## ACTION ITEM
Search the entries below for the word "JSON" and copy every line where it appears.
───
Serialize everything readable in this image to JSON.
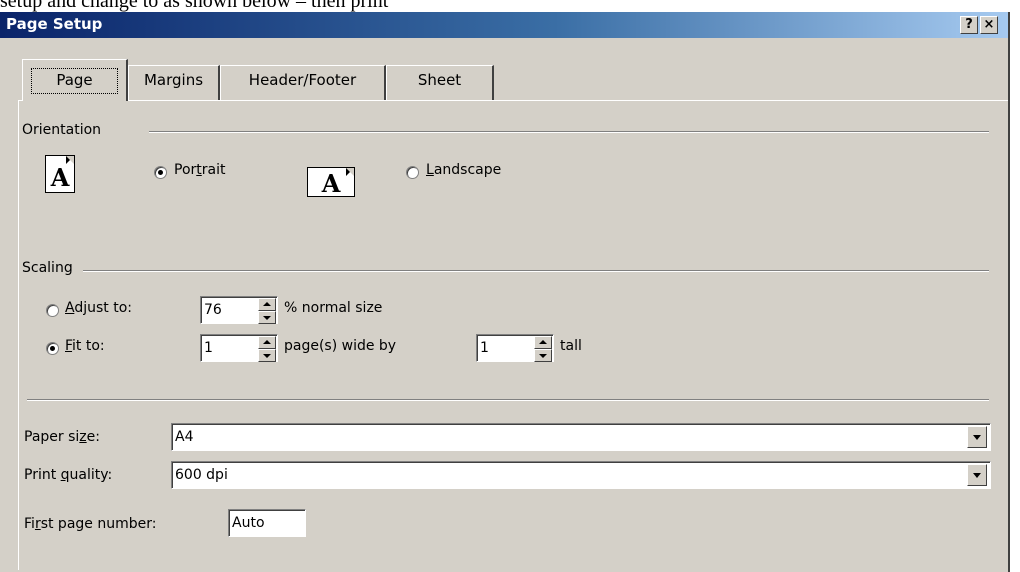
{
  "doc": {
    "caption": "setup and change to as shown below – then print"
  },
  "window": {
    "title": "Page Setup",
    "help_label": "?",
    "close_label": "×"
  },
  "tabs": [
    {
      "label": "Page",
      "active": true
    },
    {
      "label": "Margins",
      "active": false
    },
    {
      "label": "Header/Footer",
      "active": false
    },
    {
      "label": "Sheet",
      "active": false
    }
  ],
  "orientation": {
    "group_label": "Orientation",
    "portrait": {
      "label_pre": "Por",
      "label_ul": "t",
      "label_post": "rait",
      "checked": true,
      "icon_letter": "A"
    },
    "landscape": {
      "label_pre": "",
      "label_ul": "L",
      "label_post": "andscape",
      "checked": false,
      "icon_letter": "A"
    }
  },
  "scaling": {
    "group_label": "Scaling",
    "adjust": {
      "label_pre": "",
      "label_ul": "A",
      "label_post": "djust to:",
      "checked": false,
      "value": "76",
      "suffix": "% normal size"
    },
    "fit": {
      "label_pre": "",
      "label_ul": "F",
      "label_post": "it to:",
      "checked": true,
      "wide_value": "1",
      "wide_suffix": "page(s) wide by",
      "tall_value": "1",
      "tall_suffix": "tall"
    }
  },
  "paper_size": {
    "label_pre": "Paper si",
    "label_ul": "z",
    "label_post": "e:",
    "value": "A4"
  },
  "print_quality": {
    "label_pre": "Print ",
    "label_ul": "q",
    "label_post": "uality:",
    "value": "600 dpi"
  },
  "first_page": {
    "label_pre": "Fi",
    "label_ul": "r",
    "label_post": "st page number:",
    "value": "Auto"
  }
}
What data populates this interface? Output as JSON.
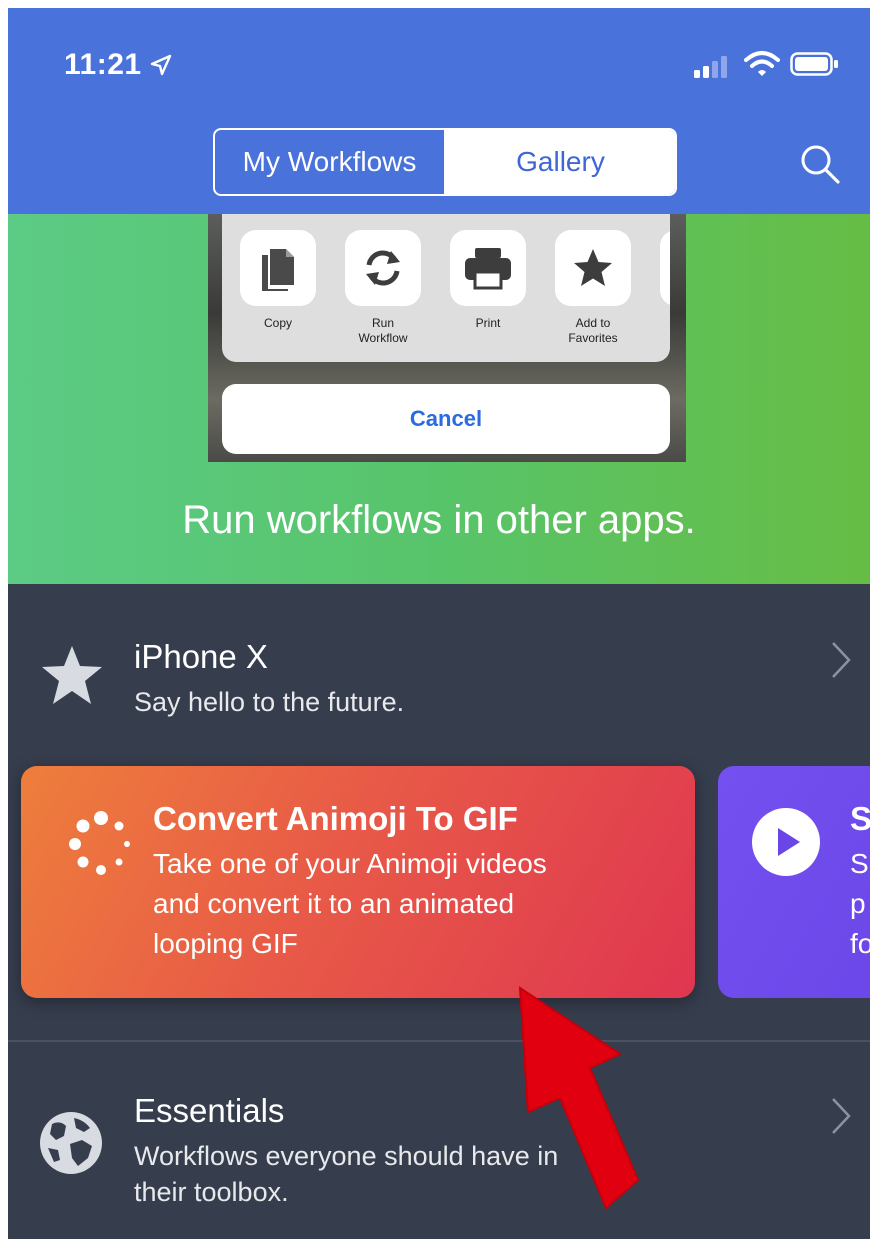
{
  "status_bar": {
    "time": "11:21"
  },
  "nav": {
    "segments": [
      "My Workflows",
      "Gallery"
    ],
    "selected": "Gallery"
  },
  "banner": {
    "share_actions": [
      {
        "label_line1": "Copy",
        "label_line2": ""
      },
      {
        "label_line1": "Run",
        "label_line2": "Workflow"
      },
      {
        "label_line1": "Print",
        "label_line2": ""
      },
      {
        "label_line1": "Add to",
        "label_line2": "Favorites"
      }
    ],
    "cancel_label": "Cancel",
    "headline": "Run workflows in other apps."
  },
  "collections": [
    {
      "title": "iPhone X",
      "subtitle": "Say hello to the future.",
      "icon": "star-icon"
    },
    {
      "title": "Essentials",
      "subtitle_line1": "Workflows everyone should have in",
      "subtitle_line2": "their toolbox.",
      "icon": "globe-icon"
    }
  ],
  "cards": [
    {
      "title": "Convert Animoji To GIF",
      "desc_line1": "Take one of your Animoji videos",
      "desc_line2": "and convert it to an animated",
      "desc_line3": "looping GIF",
      "icon": "spinner-icon",
      "color": "#e85a47"
    },
    {
      "title": "S",
      "desc_line1": "S",
      "desc_line2": "p",
      "desc_line3": "fo",
      "icon": "play-icon",
      "color": "#6a46e8"
    }
  ],
  "colors": {
    "header": "#4a72db",
    "background": "#363d4d",
    "accent": "#3e66d6"
  }
}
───
## RESULT OF THE EXERCISE
Serialize everything readable in this image to JSON.
What data populates this interface? Output as JSON.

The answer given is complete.